Assigned task:
Would you give the entries below again in full, exactly as they stand?

Data records for software interfaces:
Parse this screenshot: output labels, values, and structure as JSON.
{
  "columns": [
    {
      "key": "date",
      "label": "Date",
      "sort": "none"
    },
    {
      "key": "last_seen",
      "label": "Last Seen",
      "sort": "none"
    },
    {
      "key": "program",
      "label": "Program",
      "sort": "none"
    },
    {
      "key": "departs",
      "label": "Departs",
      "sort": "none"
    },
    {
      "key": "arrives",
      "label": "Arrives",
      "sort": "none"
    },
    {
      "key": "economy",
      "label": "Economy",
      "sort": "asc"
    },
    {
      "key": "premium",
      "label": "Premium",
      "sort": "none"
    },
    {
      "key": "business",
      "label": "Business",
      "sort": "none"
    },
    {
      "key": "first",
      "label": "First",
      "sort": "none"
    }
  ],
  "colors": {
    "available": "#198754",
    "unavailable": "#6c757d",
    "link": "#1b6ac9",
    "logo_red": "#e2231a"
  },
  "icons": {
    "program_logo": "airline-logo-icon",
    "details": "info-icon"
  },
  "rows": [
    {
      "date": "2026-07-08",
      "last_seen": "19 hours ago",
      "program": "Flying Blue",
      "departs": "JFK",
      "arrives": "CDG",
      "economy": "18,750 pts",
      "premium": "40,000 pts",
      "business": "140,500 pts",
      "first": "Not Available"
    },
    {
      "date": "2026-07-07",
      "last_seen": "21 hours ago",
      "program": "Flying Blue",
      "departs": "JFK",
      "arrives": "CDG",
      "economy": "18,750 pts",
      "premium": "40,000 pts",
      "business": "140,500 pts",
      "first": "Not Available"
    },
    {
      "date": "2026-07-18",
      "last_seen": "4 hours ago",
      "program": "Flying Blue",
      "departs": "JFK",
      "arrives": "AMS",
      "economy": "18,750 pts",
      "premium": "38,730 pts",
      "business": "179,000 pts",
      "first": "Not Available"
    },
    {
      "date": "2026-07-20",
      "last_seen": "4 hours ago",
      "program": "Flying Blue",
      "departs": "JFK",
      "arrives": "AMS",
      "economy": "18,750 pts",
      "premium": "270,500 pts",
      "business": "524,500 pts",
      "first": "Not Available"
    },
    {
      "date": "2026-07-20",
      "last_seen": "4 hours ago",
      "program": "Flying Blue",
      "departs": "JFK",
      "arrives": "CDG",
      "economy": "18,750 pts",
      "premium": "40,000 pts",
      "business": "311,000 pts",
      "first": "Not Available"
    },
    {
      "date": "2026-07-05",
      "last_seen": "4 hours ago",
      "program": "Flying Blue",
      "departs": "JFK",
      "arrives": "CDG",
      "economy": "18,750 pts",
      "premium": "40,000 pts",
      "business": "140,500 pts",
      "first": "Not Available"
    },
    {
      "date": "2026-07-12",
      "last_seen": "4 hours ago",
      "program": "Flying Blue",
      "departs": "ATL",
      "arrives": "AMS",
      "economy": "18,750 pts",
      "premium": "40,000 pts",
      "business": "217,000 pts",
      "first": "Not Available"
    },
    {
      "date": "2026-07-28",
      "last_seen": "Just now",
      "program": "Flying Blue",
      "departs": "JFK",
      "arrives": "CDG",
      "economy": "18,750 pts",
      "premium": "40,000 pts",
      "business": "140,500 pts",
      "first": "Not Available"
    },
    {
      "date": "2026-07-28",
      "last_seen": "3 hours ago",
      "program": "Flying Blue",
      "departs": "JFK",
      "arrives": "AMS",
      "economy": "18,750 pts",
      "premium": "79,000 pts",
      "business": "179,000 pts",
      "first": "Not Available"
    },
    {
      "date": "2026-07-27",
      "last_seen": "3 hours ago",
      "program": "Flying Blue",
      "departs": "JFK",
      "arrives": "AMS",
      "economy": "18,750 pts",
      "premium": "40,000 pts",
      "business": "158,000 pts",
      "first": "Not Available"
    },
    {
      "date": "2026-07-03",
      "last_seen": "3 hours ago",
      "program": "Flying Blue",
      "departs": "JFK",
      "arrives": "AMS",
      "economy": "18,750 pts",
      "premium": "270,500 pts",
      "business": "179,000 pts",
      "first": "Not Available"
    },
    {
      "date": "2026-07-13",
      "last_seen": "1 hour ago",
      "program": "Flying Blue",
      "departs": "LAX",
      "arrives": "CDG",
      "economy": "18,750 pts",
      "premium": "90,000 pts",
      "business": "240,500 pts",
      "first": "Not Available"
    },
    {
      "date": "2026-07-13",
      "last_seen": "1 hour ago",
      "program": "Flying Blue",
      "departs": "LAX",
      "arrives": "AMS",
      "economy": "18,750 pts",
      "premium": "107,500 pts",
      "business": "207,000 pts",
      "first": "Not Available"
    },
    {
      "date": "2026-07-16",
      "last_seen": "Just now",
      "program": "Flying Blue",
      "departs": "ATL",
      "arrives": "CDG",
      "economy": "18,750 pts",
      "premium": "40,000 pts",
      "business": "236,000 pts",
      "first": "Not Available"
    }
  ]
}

Exercise solution:
Parse this screenshot: output labels, values, and structure as JSON.
{
  "columns": [
    {
      "key": "date",
      "label": "Date",
      "sort": "none"
    },
    {
      "key": "last_seen",
      "label": "Last Seen",
      "sort": "none"
    },
    {
      "key": "program",
      "label": "Program",
      "sort": "none"
    },
    {
      "key": "departs",
      "label": "Departs",
      "sort": "none"
    },
    {
      "key": "arrives",
      "label": "Arrives",
      "sort": "none"
    },
    {
      "key": "economy",
      "label": "Economy",
      "sort": "asc"
    },
    {
      "key": "premium",
      "label": "Premium",
      "sort": "none"
    },
    {
      "key": "business",
      "label": "Business",
      "sort": "none"
    },
    {
      "key": "first",
      "label": "First",
      "sort": "none"
    }
  ],
  "colors": {
    "available": "#198754",
    "unavailable": "#6c757d",
    "link": "#1b6ac9",
    "logo_red": "#e2231a"
  },
  "icons": {
    "program_logo": "airline-logo-icon",
    "details": "info-icon"
  },
  "rows": [
    {
      "date": "2026-07-08",
      "last_seen": "19 hours ago",
      "program": "Flying Blue",
      "departs": "JFK",
      "arrives": "CDG",
      "economy": "18,750 pts",
      "premium": "40,000 pts",
      "business": "140,500 pts",
      "first": "Not Available"
    },
    {
      "date": "2026-07-07",
      "last_seen": "21 hours ago",
      "program": "Flying Blue",
      "departs": "JFK",
      "arrives": "CDG",
      "economy": "18,750 pts",
      "premium": "40,000 pts",
      "business": "140,500 pts",
      "first": "Not Available"
    },
    {
      "date": "2026-07-18",
      "last_seen": "4 hours ago",
      "program": "Flying Blue",
      "departs": "JFK",
      "arrives": "AMS",
      "economy": "18,750 pts",
      "premium": "38,730 pts",
      "business": "179,000 pts",
      "first": "Not Available"
    },
    {
      "date": "2026-07-20",
      "last_seen": "4 hours ago",
      "program": "Flying Blue",
      "departs": "JFK",
      "arrives": "AMS",
      "economy": "18,750 pts",
      "premium": "270,500 pts",
      "business": "524,500 pts",
      "first": "Not Available"
    },
    {
      "date": "2026-07-20",
      "last_seen": "4 hours ago",
      "program": "Flying Blue",
      "departs": "JFK",
      "arrives": "CDG",
      "economy": "18,750 pts",
      "premium": "40,000 pts",
      "business": "311,000 pts",
      "first": "Not Available"
    },
    {
      "date": "2026-07-05",
      "last_seen": "4 hours ago",
      "program": "Flying Blue",
      "departs": "JFK",
      "arrives": "CDG",
      "economy": "18,750 pts",
      "premium": "40,000 pts",
      "business": "140,500 pts",
      "first": "Not Available"
    },
    {
      "date": "2026-07-12",
      "last_seen": "4 hours ago",
      "program": "Flying Blue",
      "departs": "ATL",
      "arrives": "AMS",
      "economy": "18,750 pts",
      "premium": "40,000 pts",
      "business": "217,000 pts",
      "first": "Not Available"
    },
    {
      "date": "2026-07-28",
      "last_seen": "Just now",
      "program": "Flying Blue",
      "departs": "JFK",
      "arrives": "CDG",
      "economy": "18,750 pts",
      "premium": "40,000 pts",
      "business": "140,500 pts",
      "first": "Not Available"
    },
    {
      "date": "2026-07-28",
      "last_seen": "3 hours ago",
      "program": "Flying Blue",
      "departs": "JFK",
      "arrives": "AMS",
      "economy": "18,750 pts",
      "premium": "79,000 pts",
      "business": "179,000 pts",
      "first": "Not Available"
    },
    {
      "date": "2026-07-27",
      "last_seen": "3 hours ago",
      "program": "Flying Blue",
      "departs": "JFK",
      "arrives": "AMS",
      "economy": "18,750 pts",
      "premium": "40,000 pts",
      "business": "158,000 pts",
      "first": "Not Available"
    },
    {
      "date": "2026-07-03",
      "last_seen": "3 hours ago",
      "program": "Flying Blue",
      "departs": "JFK",
      "arrives": "AMS",
      "economy": "18,750 pts",
      "premium": "270,500 pts",
      "business": "179,000 pts",
      "first": "Not Available"
    },
    {
      "date": "2026-07-13",
      "last_seen": "1 hour ago",
      "program": "Flying Blue",
      "departs": "LAX",
      "arrives": "CDG",
      "economy": "18,750 pts",
      "premium": "90,000 pts",
      "business": "240,500 pts",
      "first": "Not Available"
    },
    {
      "date": "2026-07-13",
      "last_seen": "1 hour ago",
      "program": "Flying Blue",
      "departs": "LAX",
      "arrives": "AMS",
      "economy": "18,750 pts",
      "premium": "107,500 pts",
      "business": "207,000 pts",
      "first": "Not Available"
    },
    {
      "date": "2026-07-16",
      "last_seen": "Just now",
      "program": "Flying Blue",
      "departs": "ATL",
      "arrives": "CDG",
      "economy": "18,750 pts",
      "premium": "40,000 pts",
      "business": "236,000 pts",
      "first": "Not Available"
    }
  ]
}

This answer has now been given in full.